# [WHAT YOU SHOULD DO]
Output the data that follows exactly, line for line.

** RECORDS FOR THE TASK follows **

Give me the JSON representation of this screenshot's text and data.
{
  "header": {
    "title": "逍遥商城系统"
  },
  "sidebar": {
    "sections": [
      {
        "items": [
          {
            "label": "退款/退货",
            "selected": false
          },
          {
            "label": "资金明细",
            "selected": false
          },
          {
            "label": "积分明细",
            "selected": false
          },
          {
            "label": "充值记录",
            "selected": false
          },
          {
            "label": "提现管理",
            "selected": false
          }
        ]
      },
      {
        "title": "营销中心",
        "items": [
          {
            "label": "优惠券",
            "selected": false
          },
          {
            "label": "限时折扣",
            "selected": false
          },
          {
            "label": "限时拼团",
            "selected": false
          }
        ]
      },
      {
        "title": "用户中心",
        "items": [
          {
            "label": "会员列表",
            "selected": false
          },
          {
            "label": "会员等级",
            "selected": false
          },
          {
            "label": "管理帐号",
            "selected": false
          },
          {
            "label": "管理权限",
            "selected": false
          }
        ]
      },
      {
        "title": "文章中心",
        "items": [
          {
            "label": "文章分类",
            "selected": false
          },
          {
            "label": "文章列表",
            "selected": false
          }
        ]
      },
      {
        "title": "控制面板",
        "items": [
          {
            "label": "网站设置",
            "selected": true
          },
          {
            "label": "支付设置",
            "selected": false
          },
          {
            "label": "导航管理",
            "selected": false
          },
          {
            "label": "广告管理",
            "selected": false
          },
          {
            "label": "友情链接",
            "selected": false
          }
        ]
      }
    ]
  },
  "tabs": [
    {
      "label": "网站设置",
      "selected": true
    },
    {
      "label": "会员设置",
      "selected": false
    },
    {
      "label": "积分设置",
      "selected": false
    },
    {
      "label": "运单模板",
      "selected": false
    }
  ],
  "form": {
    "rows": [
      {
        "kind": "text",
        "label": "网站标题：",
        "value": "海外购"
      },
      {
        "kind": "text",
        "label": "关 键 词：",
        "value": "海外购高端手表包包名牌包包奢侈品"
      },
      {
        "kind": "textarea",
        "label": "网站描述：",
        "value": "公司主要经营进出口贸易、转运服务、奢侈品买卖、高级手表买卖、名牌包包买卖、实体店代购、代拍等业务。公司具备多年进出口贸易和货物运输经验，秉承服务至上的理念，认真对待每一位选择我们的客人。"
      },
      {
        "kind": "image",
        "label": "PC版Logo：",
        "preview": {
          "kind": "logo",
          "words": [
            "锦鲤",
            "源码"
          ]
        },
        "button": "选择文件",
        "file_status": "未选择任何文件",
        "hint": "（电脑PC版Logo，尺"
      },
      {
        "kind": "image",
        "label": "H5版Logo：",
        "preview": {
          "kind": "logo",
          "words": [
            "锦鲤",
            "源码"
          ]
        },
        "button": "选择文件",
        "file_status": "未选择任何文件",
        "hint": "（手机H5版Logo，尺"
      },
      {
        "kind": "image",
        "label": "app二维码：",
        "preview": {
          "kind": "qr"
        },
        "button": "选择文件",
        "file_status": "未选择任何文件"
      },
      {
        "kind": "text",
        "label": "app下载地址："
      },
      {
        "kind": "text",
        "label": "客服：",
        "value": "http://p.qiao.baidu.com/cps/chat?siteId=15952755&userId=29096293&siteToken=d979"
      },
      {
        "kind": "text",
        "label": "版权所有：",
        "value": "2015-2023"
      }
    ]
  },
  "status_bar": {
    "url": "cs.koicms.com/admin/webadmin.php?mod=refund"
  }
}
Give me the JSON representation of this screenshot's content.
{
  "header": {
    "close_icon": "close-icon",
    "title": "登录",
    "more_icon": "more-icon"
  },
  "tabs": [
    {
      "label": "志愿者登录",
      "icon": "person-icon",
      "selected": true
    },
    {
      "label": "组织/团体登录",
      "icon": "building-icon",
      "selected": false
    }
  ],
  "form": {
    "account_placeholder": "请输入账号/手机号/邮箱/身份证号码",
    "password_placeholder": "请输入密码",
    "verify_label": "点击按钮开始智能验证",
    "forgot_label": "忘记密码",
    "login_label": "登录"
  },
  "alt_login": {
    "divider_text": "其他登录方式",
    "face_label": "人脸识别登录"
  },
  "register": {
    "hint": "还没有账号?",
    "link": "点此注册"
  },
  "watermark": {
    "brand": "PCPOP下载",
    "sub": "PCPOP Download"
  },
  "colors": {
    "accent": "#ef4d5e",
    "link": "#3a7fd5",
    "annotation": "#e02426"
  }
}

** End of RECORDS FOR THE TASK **

# [FINISHED EXERCISE]
Give me the JSON representation of this screenshot's text and data.
{
  "header": {
    "title": "逍遥商城系统"
  },
  "sidebar": {
    "sections": [
      {
        "items": [
          {
            "label": "退款/退货",
            "selected": false
          },
          {
            "label": "资金明细",
            "selected": false
          },
          {
            "label": "积分明细",
            "selected": false
          },
          {
            "label": "充值记录",
            "selected": false
          },
          {
            "label": "提现管理",
            "selected": false
          }
        ]
      },
      {
        "title": "营销中心",
        "items": [
          {
            "label": "优惠券",
            "selected": false
          },
          {
            "label": "限时折扣",
            "selected": false
          },
          {
            "label": "限时拼团",
            "selected": false
          }
        ]
      },
      {
        "title": "用户中心",
        "items": [
          {
            "label": "会员列表",
            "selected": false
          },
          {
            "label": "会员等级",
            "selected": false
          },
          {
            "label": "管理帐号",
            "selected": false
          },
          {
            "label": "管理权限",
            "selected": false
          }
        ]
      },
      {
        "title": "文章中心",
        "items": [
          {
            "label": "文章分类",
            "selected": false
          },
          {
            "label": "文章列表",
            "selected": false
          }
        ]
      },
      {
        "title": "控制面板",
        "items": [
          {
            "label": "网站设置",
            "selected": true
          },
          {
            "label": "支付设置",
            "selected": false
          },
          {
            "label": "导航管理",
            "selected": false
          },
          {
            "label": "广告管理",
            "selected": false
          },
          {
            "label": "友情链接",
            "selected": false
          }
        ]
      }
    ]
  },
  "tabs": [
    {
      "label": "网站设置",
      "selected": true
    },
    {
      "label": "会员设置",
      "selected": false
    },
    {
      "label": "积分设置",
      "selected": false
    },
    {
      "label": "运单模板",
      "selected": false
    }
  ],
  "form": {
    "rows": [
      {
        "kind": "text",
        "label": "网站标题：",
        "value": "海外购"
      },
      {
        "kind": "text",
        "label": "关 键 词：",
        "value": "海外购高端手表包包名牌包包奢侈品"
      },
      {
        "kind": "textarea",
        "label": "网站描述：",
        "value": "公司主要经营进出口贸易、转运服务、奢侈品买卖、高级手表买卖、名牌包包买卖、实体店代购、代拍等业务。公司具备多年进出口贸易和货物运输经验，秉承服务至上的理念，认真对待每一位选择我们的客人。"
      },
      {
        "kind": "image",
        "label": "PC版Logo：",
        "preview": {
          "kind": "logo",
          "words": [
            "锦鲤",
            "源码"
          ]
        },
        "button": "选择文件",
        "file_status": "未选择任何文件",
        "hint": "（电脑PC版Logo，尺"
      },
      {
        "kind": "image",
        "label": "H5版Logo：",
        "preview": {
          "kind": "logo",
          "words": [
            "锦鲤",
            "源码"
          ]
        },
        "button": "选择文件",
        "file_status": "未选择任何文件",
        "hint": "（手机H5版Logo，尺"
      },
      {
        "kind": "image",
        "label": "app二维码：",
        "preview": {
          "kind": "qr"
        },
        "button": "选择文件",
        "file_status": "未选择任何文件"
      },
      {
        "kind": "text",
        "label": "app下载地址："
      },
      {
        "kind": "text",
        "label": "客服：",
        "value": "http://p.qiao.baidu.com/cps/chat?siteId=15952755&userId=29096293&siteToken=d979"
      },
      {
        "kind": "text",
        "label": "版权所有：",
        "value": "2015-2023"
      }
    ]
  },
  "status_bar": {
    "url": "cs.koicms.com/admin/webadmin.php?mod=refund"
  }
}
Give me the JSON representation of this screenshot's content.
{
  "header": {
    "close_icon": "close-icon",
    "title": "登录",
    "more_icon": "more-icon"
  },
  "tabs": [
    {
      "label": "志愿者登录",
      "icon": "person-icon",
      "selected": true
    },
    {
      "label": "组织/团体登录",
      "icon": "building-icon",
      "selected": false
    }
  ],
  "form": {
    "account_placeholder": "请输入账号/手机号/邮箱/身份证号码",
    "password_placeholder": "请输入密码",
    "verify_label": "点击按钮开始智能验证",
    "forgot_label": "忘记密码",
    "login_label": "登录"
  },
  "alt_login": {
    "divider_text": "其他登录方式",
    "face_label": "人脸识别登录"
  },
  "register": {
    "hint": "还没有账号?",
    "link": "点此注册"
  },
  "watermark": {
    "brand": "PCPOP下载",
    "sub": "PCPOP Download"
  },
  "colors": {
    "accent": "#ef4d5e",
    "link": "#3a7fd5",
    "annotation": "#e02426"
  }
}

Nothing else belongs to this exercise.